§ RECORDS:
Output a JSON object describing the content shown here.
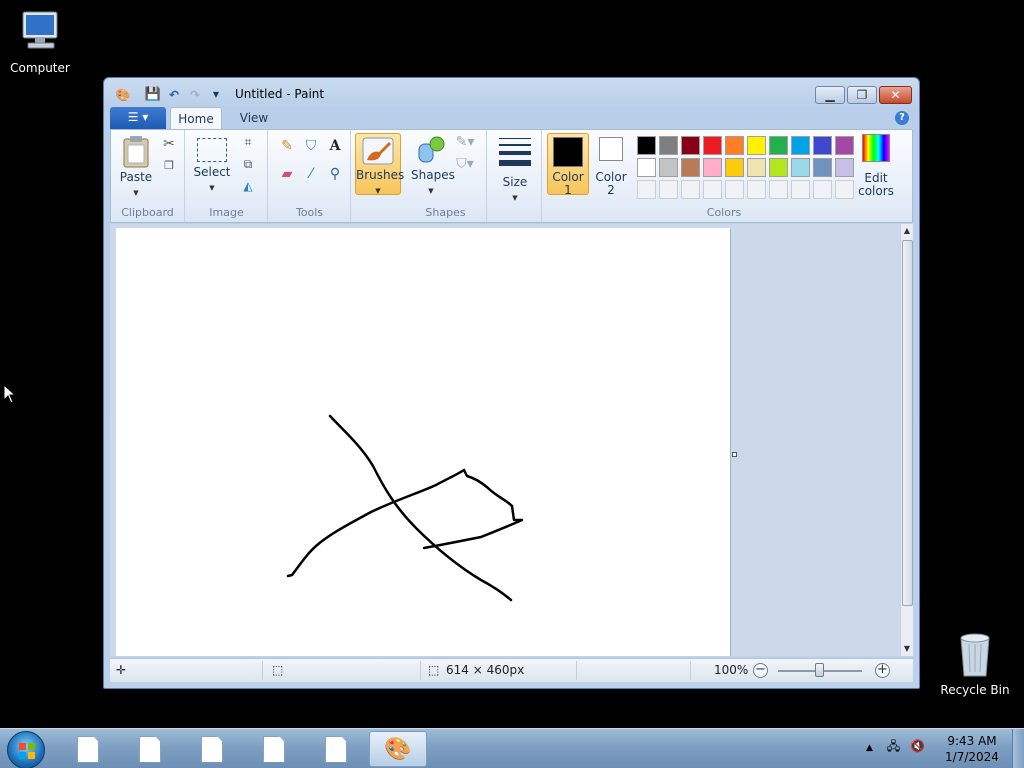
{
  "desktop": {
    "computer_label": "Computer",
    "recycle_label": "Recycle Bin"
  },
  "window": {
    "title": "Untitled - Paint",
    "tabs": {
      "home": "Home",
      "view": "View"
    }
  },
  "ribbon": {
    "clipboard": {
      "label": "Clipboard",
      "paste": "Paste"
    },
    "image": {
      "label": "Image",
      "select": "Select"
    },
    "tools": {
      "label": "Tools"
    },
    "brushes": "Brushes",
    "shapes": {
      "label": "Shapes",
      "button": "Shapes"
    },
    "size": "Size",
    "colors": {
      "label": "Colors",
      "color1": "Color",
      "color1_num": "1",
      "color2": "Color",
      "color2_num": "2",
      "edit1": "Edit",
      "edit2": "colors",
      "color1_value": "#000000",
      "color2_value": "#ffffff",
      "palette_row1": [
        "#000000",
        "#7f7f7f",
        "#880015",
        "#ed1c24",
        "#ff7f27",
        "#fff200",
        "#22b14c",
        "#00a2e8",
        "#3f48cc",
        "#a349a4"
      ],
      "palette_row2": [
        "#ffffff",
        "#c3c3c3",
        "#b97a57",
        "#ffaec9",
        "#ffc90e",
        "#efe4b0",
        "#b5e61d",
        "#99d9ea",
        "#7092be",
        "#c8bfe7"
      ]
    }
  },
  "status": {
    "canvas_size": "614 × 460px",
    "zoom": "100%"
  },
  "taskbar": {
    "time": "9:43 AM",
    "date": "1/7/2024"
  }
}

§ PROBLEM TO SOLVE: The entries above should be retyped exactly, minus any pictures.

§ OUTPUT FOR THIS TASK:
Output a JSON object describing the content shown here.
{
  "desktop": {
    "computer_label": "Computer",
    "recycle_label": "Recycle Bin"
  },
  "window": {
    "title": "Untitled - Paint",
    "tabs": {
      "home": "Home",
      "view": "View"
    }
  },
  "ribbon": {
    "clipboard": {
      "label": "Clipboard",
      "paste": "Paste"
    },
    "image": {
      "label": "Image",
      "select": "Select"
    },
    "tools": {
      "label": "Tools"
    },
    "brushes": "Brushes",
    "shapes": {
      "label": "Shapes",
      "button": "Shapes"
    },
    "size": "Size",
    "colors": {
      "label": "Colors",
      "color1": "Color",
      "color1_num": "1",
      "color2": "Color",
      "color2_num": "2",
      "edit1": "Edit",
      "edit2": "colors",
      "color1_value": "#000000",
      "color2_value": "#ffffff",
      "palette_row1": [
        "#000000",
        "#7f7f7f",
        "#880015",
        "#ed1c24",
        "#ff7f27",
        "#fff200",
        "#22b14c",
        "#00a2e8",
        "#3f48cc",
        "#a349a4"
      ],
      "palette_row2": [
        "#ffffff",
        "#c3c3c3",
        "#b97a57",
        "#ffaec9",
        "#ffc90e",
        "#efe4b0",
        "#b5e61d",
        "#99d9ea",
        "#7092be",
        "#c8bfe7"
      ]
    }
  },
  "status": {
    "canvas_size": "614 × 460px",
    "zoom": "100%"
  },
  "taskbar": {
    "time": "9:43 AM",
    "date": "1/7/2024"
  }
}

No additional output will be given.